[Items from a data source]
::::

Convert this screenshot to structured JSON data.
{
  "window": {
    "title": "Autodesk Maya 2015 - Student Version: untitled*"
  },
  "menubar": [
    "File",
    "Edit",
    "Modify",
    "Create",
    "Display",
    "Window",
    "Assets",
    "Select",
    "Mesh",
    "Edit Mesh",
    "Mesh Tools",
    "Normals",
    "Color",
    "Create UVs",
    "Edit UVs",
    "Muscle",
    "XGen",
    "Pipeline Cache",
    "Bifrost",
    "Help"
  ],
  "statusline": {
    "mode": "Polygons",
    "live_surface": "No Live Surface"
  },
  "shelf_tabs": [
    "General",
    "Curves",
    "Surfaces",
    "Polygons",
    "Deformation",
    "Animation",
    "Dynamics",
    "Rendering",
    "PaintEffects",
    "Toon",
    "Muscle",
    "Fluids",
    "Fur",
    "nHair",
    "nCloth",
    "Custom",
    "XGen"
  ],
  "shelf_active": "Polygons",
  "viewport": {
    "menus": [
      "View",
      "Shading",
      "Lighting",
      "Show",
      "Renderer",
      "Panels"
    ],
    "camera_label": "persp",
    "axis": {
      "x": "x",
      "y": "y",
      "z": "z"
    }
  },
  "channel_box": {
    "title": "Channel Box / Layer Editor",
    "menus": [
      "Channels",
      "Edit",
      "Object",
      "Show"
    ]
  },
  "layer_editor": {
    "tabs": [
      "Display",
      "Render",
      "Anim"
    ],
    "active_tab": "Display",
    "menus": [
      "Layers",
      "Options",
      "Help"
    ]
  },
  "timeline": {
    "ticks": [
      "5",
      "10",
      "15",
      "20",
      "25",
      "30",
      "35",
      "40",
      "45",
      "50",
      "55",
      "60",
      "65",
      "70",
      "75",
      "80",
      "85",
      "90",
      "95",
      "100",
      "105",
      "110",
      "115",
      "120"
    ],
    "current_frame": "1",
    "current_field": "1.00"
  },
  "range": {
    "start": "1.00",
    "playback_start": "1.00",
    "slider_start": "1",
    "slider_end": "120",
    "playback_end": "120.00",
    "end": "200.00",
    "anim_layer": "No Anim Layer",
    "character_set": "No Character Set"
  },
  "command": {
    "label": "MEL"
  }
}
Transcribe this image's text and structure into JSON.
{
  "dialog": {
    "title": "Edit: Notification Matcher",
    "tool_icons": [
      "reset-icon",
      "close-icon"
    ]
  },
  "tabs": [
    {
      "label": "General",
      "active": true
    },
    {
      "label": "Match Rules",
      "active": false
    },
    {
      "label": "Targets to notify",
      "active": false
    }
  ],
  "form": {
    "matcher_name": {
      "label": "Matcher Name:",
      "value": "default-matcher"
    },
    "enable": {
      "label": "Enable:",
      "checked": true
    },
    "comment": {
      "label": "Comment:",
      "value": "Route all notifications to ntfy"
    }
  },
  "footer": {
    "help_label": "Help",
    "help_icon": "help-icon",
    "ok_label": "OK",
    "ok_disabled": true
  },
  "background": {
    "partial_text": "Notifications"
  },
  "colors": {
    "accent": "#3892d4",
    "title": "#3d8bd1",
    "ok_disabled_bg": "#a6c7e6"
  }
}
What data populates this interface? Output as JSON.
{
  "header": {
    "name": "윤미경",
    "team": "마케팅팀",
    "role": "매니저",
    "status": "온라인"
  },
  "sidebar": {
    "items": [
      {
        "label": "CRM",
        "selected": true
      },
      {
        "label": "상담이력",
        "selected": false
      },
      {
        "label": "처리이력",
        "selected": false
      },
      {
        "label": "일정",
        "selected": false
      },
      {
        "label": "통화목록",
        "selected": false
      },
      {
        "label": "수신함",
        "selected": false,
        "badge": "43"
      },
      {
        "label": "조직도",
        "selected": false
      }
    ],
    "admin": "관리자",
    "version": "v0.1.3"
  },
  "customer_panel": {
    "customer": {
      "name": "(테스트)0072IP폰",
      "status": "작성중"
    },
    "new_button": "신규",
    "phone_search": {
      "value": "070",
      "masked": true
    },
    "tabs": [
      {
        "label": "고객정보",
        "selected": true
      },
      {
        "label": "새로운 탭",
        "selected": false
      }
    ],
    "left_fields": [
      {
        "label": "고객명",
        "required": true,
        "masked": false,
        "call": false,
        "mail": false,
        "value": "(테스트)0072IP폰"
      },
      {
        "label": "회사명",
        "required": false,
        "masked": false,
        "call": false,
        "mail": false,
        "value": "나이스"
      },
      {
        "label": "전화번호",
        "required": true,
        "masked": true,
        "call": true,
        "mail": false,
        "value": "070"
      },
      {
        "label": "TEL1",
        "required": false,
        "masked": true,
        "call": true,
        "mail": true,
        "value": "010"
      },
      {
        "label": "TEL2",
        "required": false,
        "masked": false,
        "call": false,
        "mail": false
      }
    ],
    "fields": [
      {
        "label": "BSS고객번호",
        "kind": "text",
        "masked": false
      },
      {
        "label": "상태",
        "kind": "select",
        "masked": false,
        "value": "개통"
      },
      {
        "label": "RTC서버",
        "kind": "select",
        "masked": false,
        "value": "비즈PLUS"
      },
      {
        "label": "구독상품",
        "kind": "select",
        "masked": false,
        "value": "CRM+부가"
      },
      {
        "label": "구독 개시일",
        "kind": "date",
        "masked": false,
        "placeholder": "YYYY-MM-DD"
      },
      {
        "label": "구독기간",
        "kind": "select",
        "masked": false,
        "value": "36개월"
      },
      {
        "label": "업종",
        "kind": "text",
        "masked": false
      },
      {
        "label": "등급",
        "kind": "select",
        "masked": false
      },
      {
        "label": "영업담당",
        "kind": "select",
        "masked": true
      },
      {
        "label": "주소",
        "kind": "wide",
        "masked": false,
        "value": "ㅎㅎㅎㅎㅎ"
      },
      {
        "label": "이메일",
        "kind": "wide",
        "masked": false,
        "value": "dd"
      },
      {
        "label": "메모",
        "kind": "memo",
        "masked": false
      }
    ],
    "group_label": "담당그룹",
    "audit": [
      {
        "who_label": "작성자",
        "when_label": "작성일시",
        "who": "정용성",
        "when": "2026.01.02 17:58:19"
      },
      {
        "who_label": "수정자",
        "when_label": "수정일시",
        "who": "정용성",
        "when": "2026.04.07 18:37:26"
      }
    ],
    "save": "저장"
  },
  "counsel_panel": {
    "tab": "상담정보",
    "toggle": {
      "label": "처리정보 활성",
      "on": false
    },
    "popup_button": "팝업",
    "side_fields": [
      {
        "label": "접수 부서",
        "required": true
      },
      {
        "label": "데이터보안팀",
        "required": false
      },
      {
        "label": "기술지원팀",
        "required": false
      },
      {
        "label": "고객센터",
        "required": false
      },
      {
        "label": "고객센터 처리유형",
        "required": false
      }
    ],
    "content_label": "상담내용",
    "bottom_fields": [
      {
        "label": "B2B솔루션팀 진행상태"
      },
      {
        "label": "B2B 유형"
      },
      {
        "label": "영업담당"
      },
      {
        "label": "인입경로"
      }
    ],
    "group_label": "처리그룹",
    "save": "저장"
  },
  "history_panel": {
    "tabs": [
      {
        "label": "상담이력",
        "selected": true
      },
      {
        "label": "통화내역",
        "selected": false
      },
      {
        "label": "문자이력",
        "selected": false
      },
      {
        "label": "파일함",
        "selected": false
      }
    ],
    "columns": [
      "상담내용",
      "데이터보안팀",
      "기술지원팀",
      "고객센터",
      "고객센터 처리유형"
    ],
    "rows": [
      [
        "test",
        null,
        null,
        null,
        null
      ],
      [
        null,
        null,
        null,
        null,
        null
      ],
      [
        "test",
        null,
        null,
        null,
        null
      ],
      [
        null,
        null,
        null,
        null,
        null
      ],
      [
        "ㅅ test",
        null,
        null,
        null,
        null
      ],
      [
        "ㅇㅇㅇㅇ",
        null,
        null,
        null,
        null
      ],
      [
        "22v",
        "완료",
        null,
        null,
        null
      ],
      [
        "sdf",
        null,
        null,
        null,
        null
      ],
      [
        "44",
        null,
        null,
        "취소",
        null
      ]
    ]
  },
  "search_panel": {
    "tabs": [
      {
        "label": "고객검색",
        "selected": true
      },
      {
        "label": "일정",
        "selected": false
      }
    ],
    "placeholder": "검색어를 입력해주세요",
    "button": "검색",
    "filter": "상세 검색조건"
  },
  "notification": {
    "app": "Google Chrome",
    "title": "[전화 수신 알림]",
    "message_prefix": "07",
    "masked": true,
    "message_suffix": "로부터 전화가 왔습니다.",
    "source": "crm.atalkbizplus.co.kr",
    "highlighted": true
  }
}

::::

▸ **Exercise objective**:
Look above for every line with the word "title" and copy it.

▸ **Answer to the problem**:
    "title": "Autodesk Maya 2015 - Student Version: untitled*"
    "title": "Channel Box / Layer Editor",
    "title": "Edit: Notification Matcher",
    "title": "#3d8bd1",
    "title": "[전화 수신 알림]",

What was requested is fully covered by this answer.